• [WHAT THIS TASK INVOLVES]: Return each line of the records below in which the string "collectif" turns up.

• [INPUT DATA]:

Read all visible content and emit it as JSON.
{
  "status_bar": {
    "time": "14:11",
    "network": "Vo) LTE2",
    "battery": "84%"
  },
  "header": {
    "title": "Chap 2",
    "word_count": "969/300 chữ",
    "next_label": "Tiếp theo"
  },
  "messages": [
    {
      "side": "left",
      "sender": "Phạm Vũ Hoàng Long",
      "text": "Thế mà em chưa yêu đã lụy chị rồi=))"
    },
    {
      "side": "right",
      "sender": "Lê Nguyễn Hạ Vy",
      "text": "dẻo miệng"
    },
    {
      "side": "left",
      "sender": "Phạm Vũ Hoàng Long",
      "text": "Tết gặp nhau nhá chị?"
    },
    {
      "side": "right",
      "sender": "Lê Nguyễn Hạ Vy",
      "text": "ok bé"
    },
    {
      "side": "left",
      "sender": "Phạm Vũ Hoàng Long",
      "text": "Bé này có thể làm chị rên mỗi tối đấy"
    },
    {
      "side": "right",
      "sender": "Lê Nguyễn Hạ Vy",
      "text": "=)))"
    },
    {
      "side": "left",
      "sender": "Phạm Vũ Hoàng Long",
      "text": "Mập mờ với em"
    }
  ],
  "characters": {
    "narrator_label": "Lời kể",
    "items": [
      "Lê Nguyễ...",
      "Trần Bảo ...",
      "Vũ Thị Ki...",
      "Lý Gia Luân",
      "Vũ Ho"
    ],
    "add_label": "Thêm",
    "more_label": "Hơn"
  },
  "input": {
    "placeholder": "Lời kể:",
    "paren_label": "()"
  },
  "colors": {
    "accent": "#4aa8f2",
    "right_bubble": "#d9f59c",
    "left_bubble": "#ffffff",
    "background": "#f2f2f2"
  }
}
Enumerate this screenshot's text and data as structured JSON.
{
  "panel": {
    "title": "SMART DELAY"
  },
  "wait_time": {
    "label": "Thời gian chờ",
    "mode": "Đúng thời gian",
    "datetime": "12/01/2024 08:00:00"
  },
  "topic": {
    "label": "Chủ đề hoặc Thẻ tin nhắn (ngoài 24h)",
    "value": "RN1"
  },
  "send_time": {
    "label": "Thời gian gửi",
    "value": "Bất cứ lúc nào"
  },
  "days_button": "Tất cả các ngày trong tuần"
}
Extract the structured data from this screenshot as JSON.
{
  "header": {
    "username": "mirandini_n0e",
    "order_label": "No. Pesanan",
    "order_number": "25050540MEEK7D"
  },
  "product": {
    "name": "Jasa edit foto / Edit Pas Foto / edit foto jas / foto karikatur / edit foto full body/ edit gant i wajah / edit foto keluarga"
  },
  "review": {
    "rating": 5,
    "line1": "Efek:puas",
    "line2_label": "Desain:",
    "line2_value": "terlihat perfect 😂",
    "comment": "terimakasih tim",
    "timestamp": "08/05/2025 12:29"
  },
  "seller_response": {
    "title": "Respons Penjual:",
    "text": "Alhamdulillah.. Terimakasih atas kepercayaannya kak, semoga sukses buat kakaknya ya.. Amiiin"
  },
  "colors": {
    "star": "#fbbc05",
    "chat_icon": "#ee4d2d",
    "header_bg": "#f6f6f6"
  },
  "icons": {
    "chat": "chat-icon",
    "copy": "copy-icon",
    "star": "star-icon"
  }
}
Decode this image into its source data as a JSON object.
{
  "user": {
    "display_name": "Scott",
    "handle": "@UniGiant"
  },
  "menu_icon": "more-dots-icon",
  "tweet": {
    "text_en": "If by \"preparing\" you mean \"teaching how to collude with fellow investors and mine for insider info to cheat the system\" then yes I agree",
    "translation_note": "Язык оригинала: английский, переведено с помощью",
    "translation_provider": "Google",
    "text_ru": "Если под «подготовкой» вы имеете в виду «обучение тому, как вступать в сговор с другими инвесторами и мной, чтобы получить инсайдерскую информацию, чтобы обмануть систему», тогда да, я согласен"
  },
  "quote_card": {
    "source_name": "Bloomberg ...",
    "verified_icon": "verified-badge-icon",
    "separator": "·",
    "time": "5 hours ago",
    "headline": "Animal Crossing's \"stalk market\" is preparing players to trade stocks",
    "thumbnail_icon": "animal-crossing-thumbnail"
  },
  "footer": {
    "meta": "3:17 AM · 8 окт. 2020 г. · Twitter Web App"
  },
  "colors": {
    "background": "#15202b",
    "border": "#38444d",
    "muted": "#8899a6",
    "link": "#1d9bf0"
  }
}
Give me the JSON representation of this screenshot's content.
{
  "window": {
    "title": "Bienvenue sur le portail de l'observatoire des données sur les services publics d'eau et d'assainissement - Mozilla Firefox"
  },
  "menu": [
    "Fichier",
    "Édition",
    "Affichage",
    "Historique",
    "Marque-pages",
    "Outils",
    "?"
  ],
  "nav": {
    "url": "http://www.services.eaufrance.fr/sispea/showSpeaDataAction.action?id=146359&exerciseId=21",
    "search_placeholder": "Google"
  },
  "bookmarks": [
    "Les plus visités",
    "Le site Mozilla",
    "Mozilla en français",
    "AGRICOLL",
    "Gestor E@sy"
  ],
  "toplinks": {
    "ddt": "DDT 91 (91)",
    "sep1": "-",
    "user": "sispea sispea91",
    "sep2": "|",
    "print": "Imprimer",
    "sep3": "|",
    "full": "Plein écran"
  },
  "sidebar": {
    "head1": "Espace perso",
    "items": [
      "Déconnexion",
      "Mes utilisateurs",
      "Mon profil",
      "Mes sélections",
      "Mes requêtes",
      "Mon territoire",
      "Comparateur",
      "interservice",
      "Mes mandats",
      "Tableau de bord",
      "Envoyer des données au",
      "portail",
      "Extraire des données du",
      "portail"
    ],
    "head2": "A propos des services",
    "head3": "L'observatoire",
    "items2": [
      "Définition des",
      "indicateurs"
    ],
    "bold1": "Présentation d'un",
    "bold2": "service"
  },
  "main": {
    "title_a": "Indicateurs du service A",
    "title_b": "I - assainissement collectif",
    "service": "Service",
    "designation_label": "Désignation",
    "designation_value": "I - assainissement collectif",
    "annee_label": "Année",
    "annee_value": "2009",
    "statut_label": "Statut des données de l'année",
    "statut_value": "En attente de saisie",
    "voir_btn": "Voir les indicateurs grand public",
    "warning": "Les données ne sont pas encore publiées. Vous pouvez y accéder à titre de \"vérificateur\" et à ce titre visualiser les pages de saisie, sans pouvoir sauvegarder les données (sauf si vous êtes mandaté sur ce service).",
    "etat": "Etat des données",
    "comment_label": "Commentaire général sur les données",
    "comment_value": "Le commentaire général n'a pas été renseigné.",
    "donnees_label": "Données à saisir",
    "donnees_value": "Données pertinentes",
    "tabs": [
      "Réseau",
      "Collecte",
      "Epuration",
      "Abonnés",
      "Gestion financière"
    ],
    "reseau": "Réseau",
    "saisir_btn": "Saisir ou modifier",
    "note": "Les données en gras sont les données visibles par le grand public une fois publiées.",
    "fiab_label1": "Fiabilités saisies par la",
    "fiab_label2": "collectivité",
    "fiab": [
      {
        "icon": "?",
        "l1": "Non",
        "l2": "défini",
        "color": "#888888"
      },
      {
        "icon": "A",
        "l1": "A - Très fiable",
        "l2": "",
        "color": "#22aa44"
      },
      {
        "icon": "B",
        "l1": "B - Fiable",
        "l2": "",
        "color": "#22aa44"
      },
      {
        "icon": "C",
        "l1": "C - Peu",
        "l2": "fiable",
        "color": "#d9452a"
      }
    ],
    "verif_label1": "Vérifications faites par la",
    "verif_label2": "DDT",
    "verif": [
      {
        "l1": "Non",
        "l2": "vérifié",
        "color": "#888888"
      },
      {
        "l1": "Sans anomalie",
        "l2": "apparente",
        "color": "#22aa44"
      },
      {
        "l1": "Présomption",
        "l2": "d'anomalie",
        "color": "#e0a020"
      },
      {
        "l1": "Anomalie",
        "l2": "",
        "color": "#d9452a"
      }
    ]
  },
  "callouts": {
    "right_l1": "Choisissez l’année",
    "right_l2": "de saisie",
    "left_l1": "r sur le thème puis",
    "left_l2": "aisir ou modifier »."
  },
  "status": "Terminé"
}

• [PROBLEM SOLUTION]:
    "title_b": "I - assainissement collectif",
    "designation_value": "I - assainissement collectif",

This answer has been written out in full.